_WHAT THE EXERCISE ASKS_
Counting task for the entries below: give the number of lines that contain the word "label", with no other text.

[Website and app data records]
#####

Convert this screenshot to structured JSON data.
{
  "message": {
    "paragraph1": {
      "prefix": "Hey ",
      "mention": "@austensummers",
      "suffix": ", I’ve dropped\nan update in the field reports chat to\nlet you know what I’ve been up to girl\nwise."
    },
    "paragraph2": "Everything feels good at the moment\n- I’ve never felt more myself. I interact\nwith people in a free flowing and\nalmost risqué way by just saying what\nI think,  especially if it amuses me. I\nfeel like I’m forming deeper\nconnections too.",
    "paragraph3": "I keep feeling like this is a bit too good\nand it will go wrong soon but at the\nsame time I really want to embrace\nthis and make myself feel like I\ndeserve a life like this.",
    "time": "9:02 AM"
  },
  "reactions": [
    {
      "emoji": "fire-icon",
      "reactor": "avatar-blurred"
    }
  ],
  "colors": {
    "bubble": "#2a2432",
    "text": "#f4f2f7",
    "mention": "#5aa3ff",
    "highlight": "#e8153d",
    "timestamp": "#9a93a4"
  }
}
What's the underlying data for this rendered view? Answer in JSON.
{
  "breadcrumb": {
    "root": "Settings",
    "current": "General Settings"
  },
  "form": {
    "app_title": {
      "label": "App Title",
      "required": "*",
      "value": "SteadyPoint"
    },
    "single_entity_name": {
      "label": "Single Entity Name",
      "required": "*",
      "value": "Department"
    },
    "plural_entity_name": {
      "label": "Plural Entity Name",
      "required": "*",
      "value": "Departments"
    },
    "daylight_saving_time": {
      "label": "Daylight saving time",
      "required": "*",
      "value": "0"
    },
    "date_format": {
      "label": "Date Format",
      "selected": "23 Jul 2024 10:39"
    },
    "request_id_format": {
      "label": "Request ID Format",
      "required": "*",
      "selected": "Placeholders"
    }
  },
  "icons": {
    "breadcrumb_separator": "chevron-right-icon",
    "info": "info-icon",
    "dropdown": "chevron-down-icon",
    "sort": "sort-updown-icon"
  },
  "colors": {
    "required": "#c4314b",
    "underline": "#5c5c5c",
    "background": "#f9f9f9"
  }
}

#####

_SOLUTION FOR THIS TASK_
6